*** Opening Source records ***

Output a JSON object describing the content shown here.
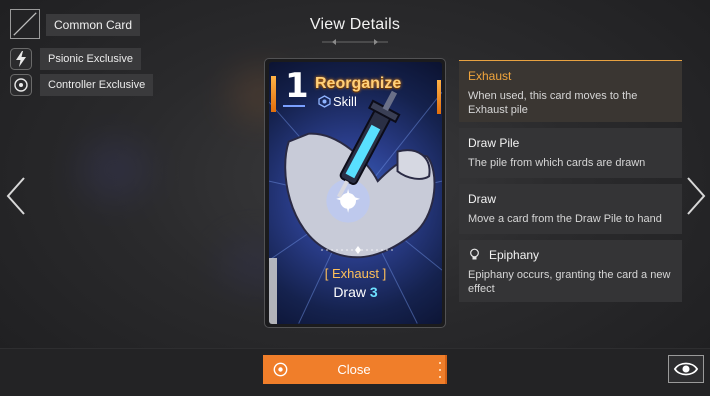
{
  "header": {
    "rarity_label": "Common Card",
    "title": "View Details"
  },
  "exclusives": [
    {
      "label": "Psionic Exclusive",
      "icon": "lightning-icon"
    },
    {
      "label": "Controller Exclusive",
      "icon": "target-icon"
    }
  ],
  "card": {
    "cost": "1",
    "name": "Reorganize",
    "type": "Skill",
    "keyword_line": "[ Exhaust ]",
    "effect_text": "Draw",
    "effect_value": "3"
  },
  "keywords": [
    {
      "title": "Exhaust",
      "description": "When used, this card moves to the Exhaust pile",
      "active": true
    },
    {
      "title": "Draw Pile",
      "description": "The pile from which cards are drawn",
      "active": false
    },
    {
      "title": "Draw",
      "description": "Move a card from the Draw Pile to hand",
      "active": false
    },
    {
      "title": "Epiphany",
      "description": "Epiphany occurs, granting the card a new effect",
      "active": false,
      "icon": "lightbulb-icon"
    }
  ],
  "footer": {
    "close_label": "Close"
  },
  "colors": {
    "accent": "#f07e2a",
    "keyword_highlight": "#f1a53c",
    "card_name": "#ffd07a",
    "draw_value": "#6ee0ff"
  }
}
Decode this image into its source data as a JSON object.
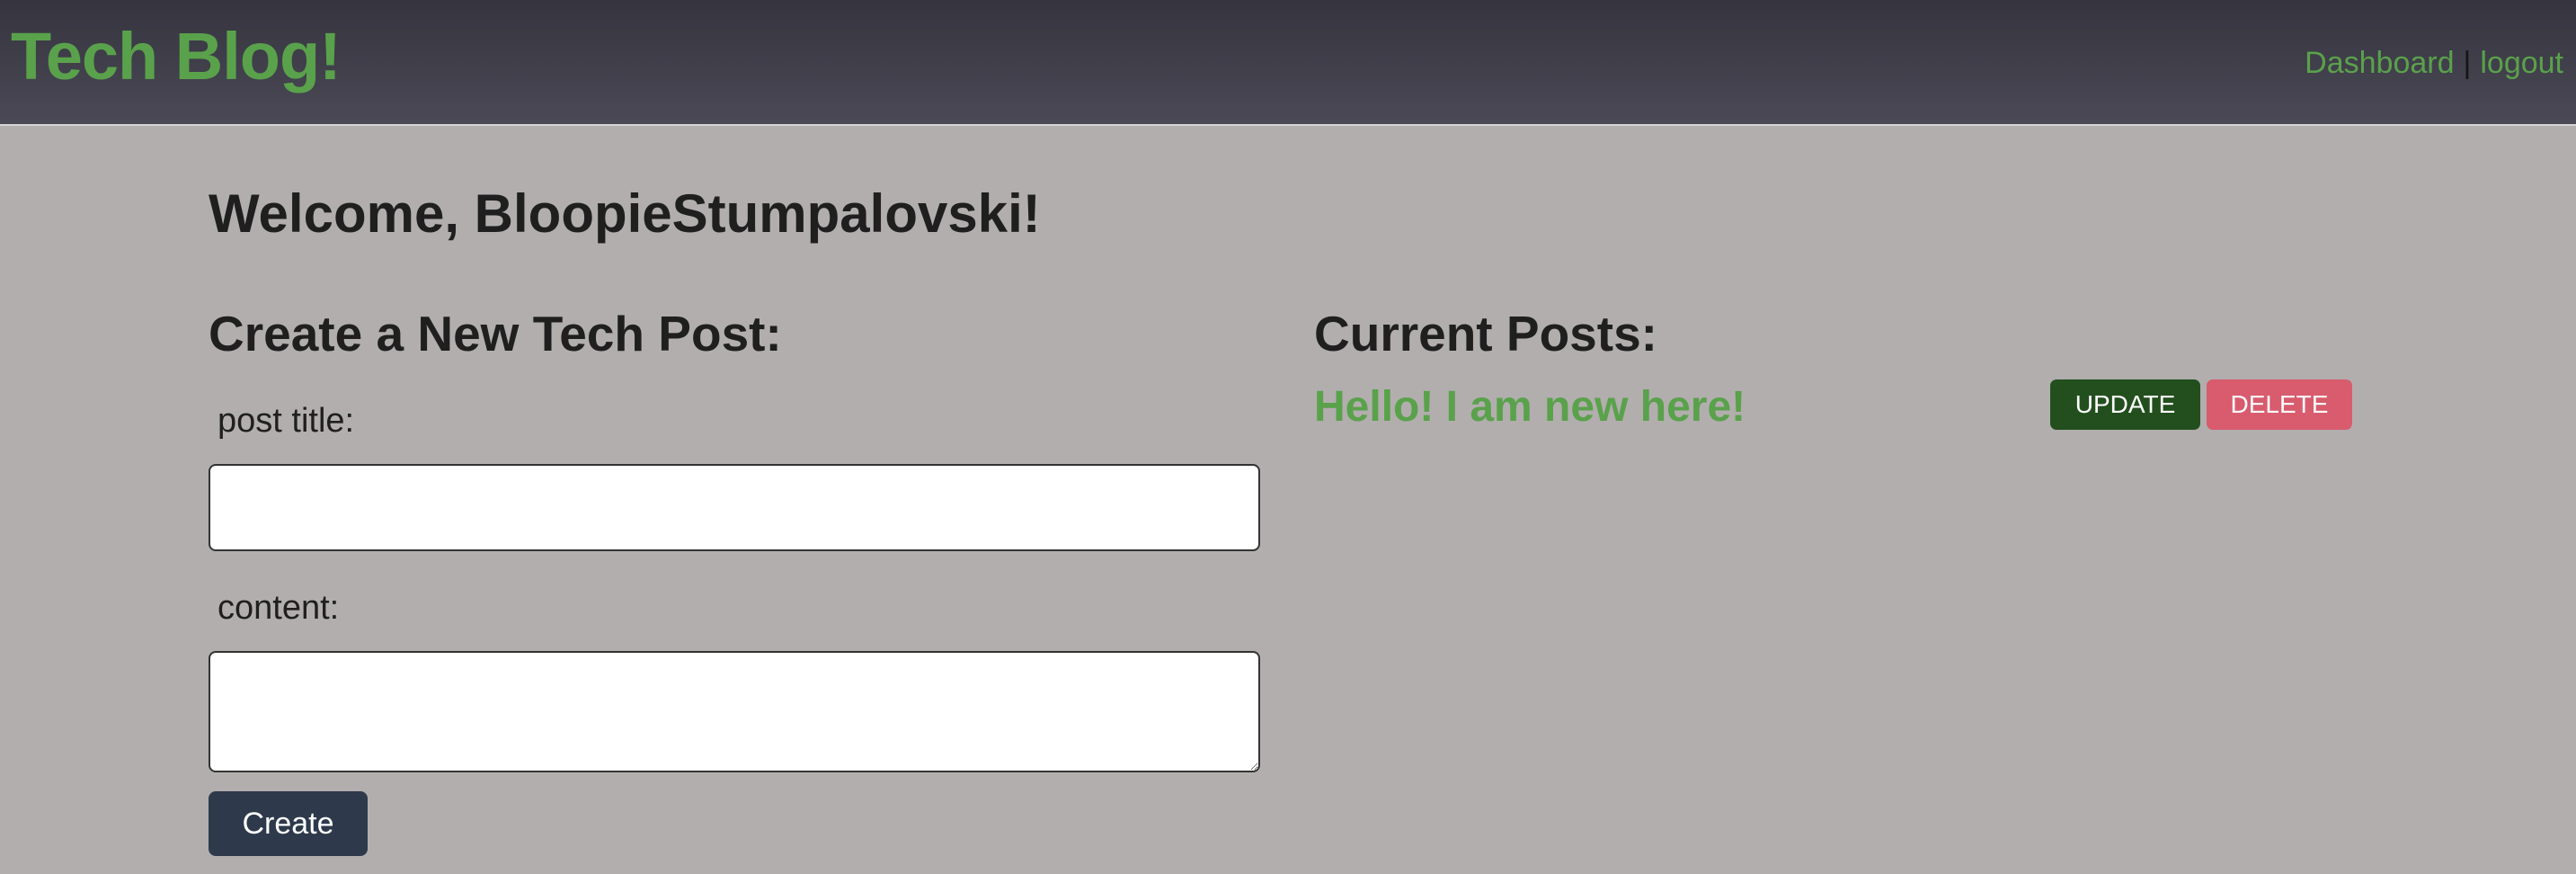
{
  "header": {
    "brand": "Tech Blog!",
    "nav": {
      "dashboard": "Dashboard",
      "separator": "|",
      "logout": "logout"
    }
  },
  "main": {
    "welcome": "Welcome, BloopieStumpalovski!",
    "create_section": {
      "heading": "Create a New Tech Post:",
      "title_label": "post title:",
      "title_value": "",
      "content_label": "content:",
      "content_value": "",
      "submit_label": "Create"
    },
    "posts_section": {
      "heading": "Current Posts:",
      "posts": [
        {
          "title": "Hello! I am new here!",
          "update_label": "UPDATE",
          "delete_label": "DELETE"
        }
      ]
    }
  },
  "colors": {
    "accent_green": "#5aa14b",
    "header_bg": "#35343f",
    "page_bg": "#b2aeae",
    "create_button": "#2e3a4b",
    "update_button": "#234f1e",
    "delete_button": "#d85c6e"
  }
}
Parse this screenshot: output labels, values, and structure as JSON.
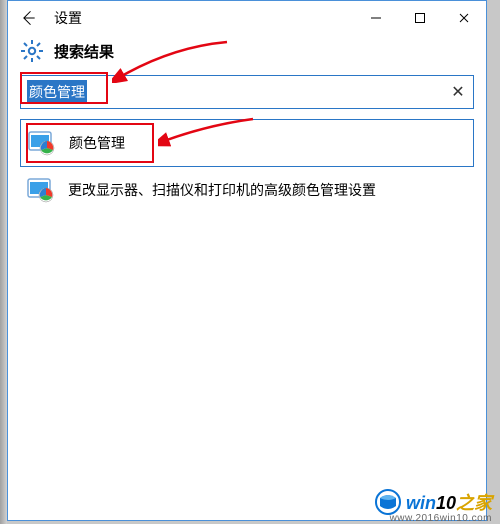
{
  "window": {
    "title": "设置"
  },
  "header": {
    "title": "搜索结果"
  },
  "search": {
    "value": "颜色管理"
  },
  "results": [
    {
      "title": "颜色管理",
      "selected": true
    },
    {
      "title": "更改显示器、扫描仪和打印机的高级颜色管理设置",
      "selected": false
    }
  ],
  "watermark": {
    "brand_pre": "win",
    "brand_num": "10",
    "brand_suf": "之家",
    "url": "www.2016win10.com"
  }
}
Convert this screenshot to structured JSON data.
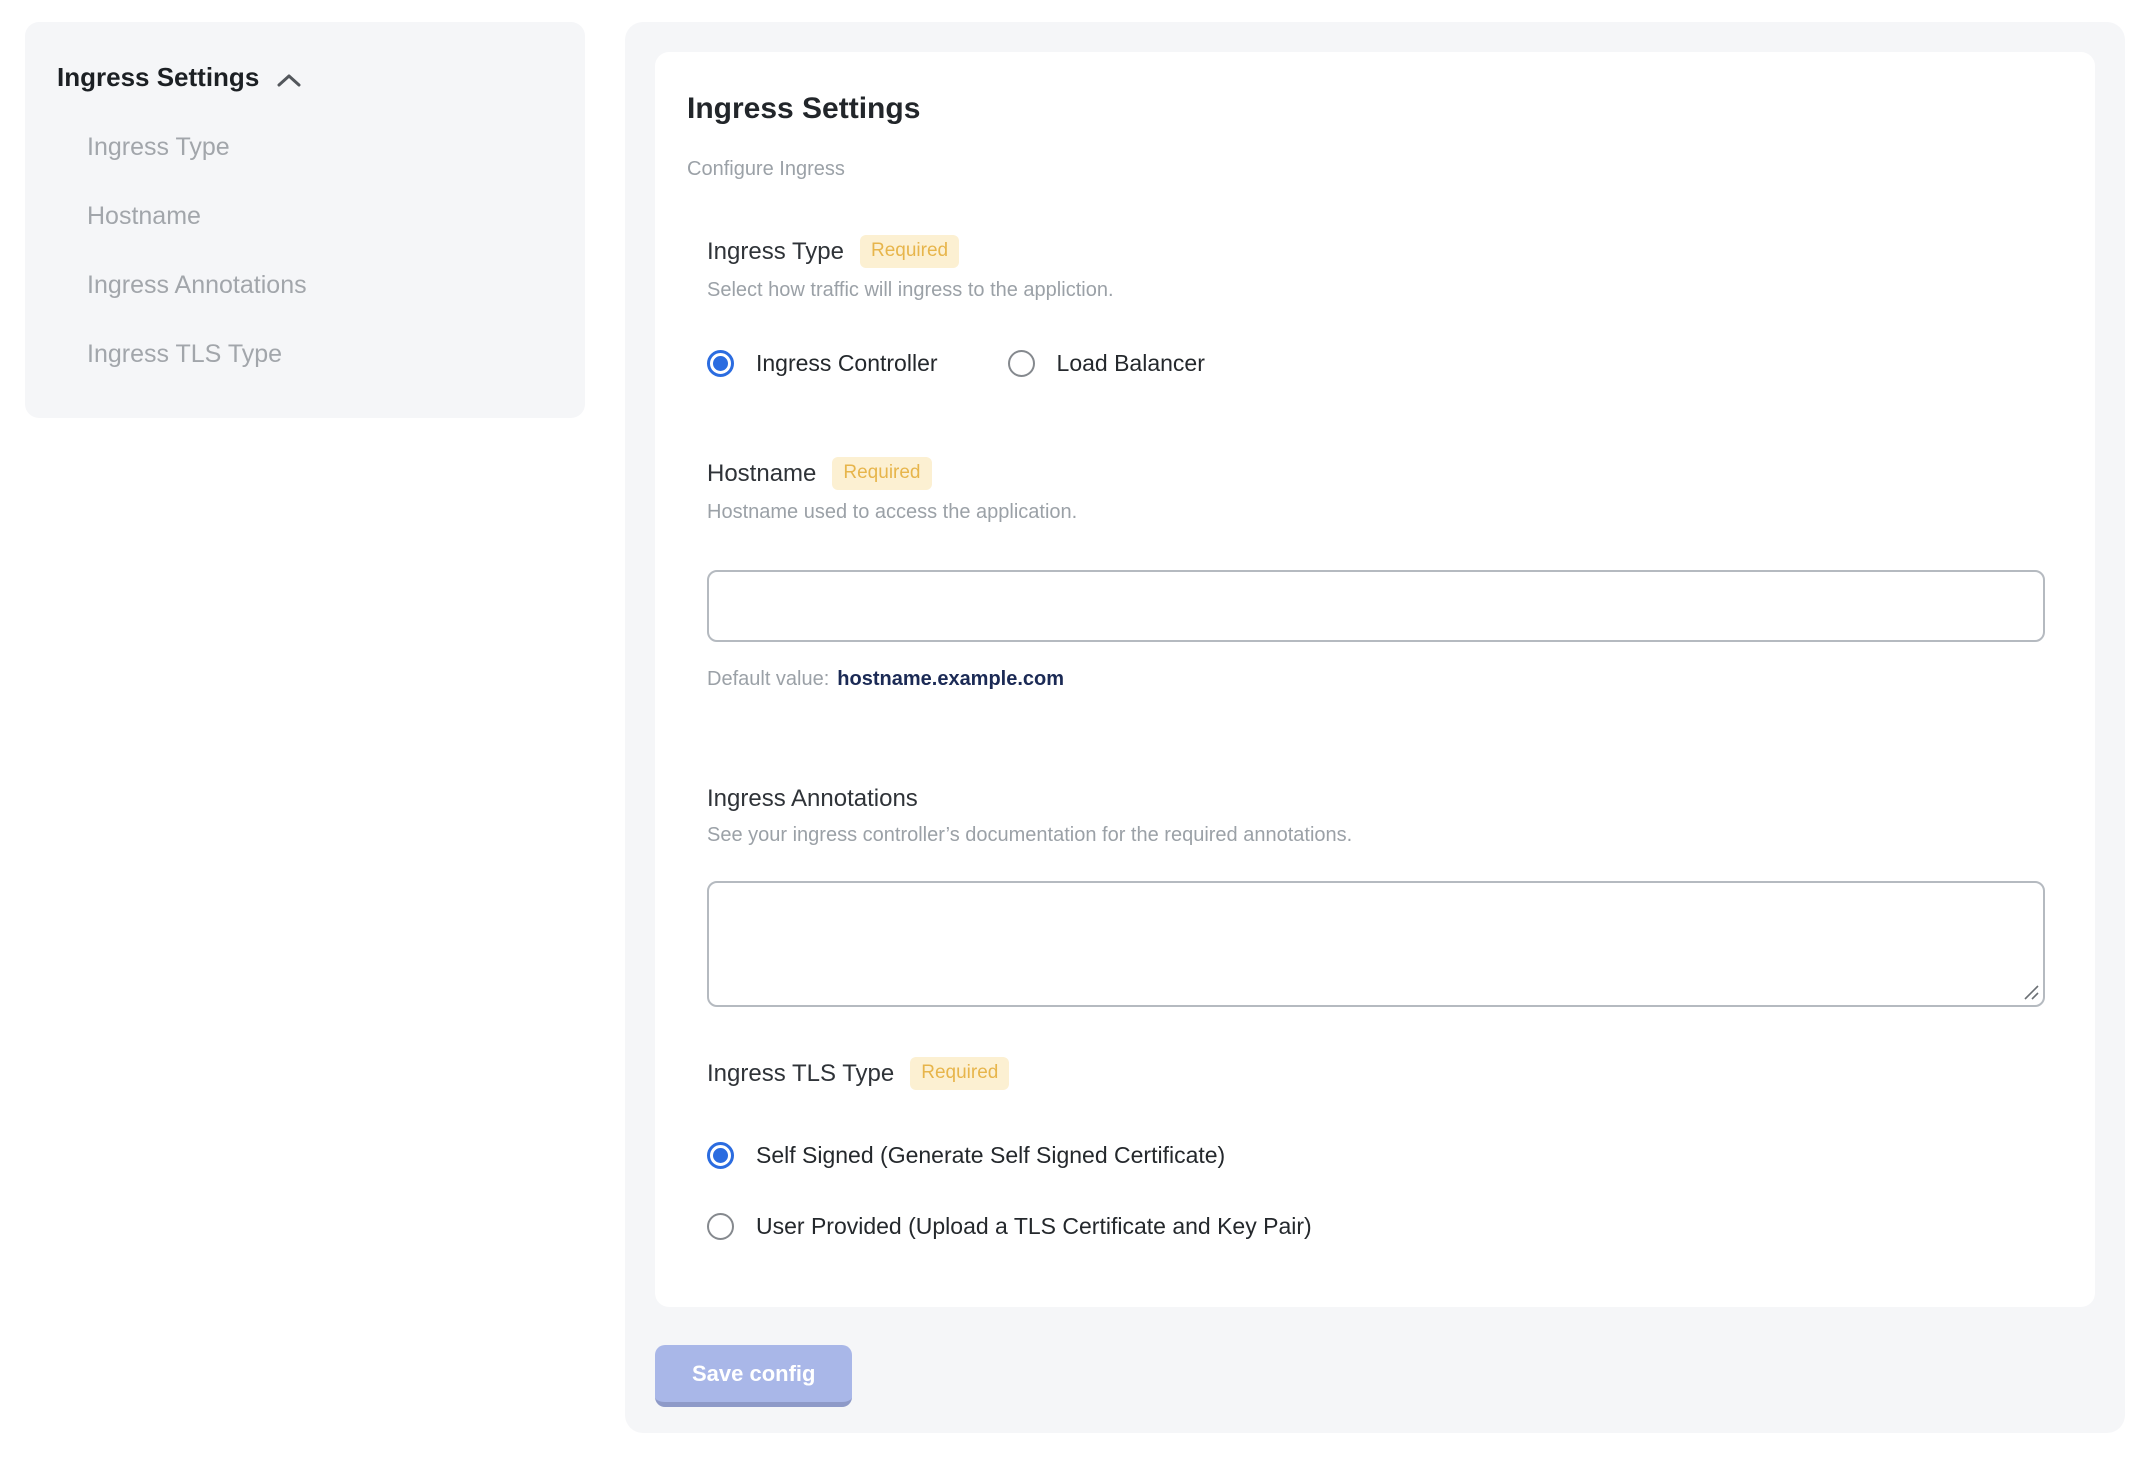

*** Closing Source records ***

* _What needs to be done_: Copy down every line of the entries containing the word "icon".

* _Your response_:
      "icon": "lightning-icon"
      "icon": "target-icon"
      "icon": "lightbulb-icon"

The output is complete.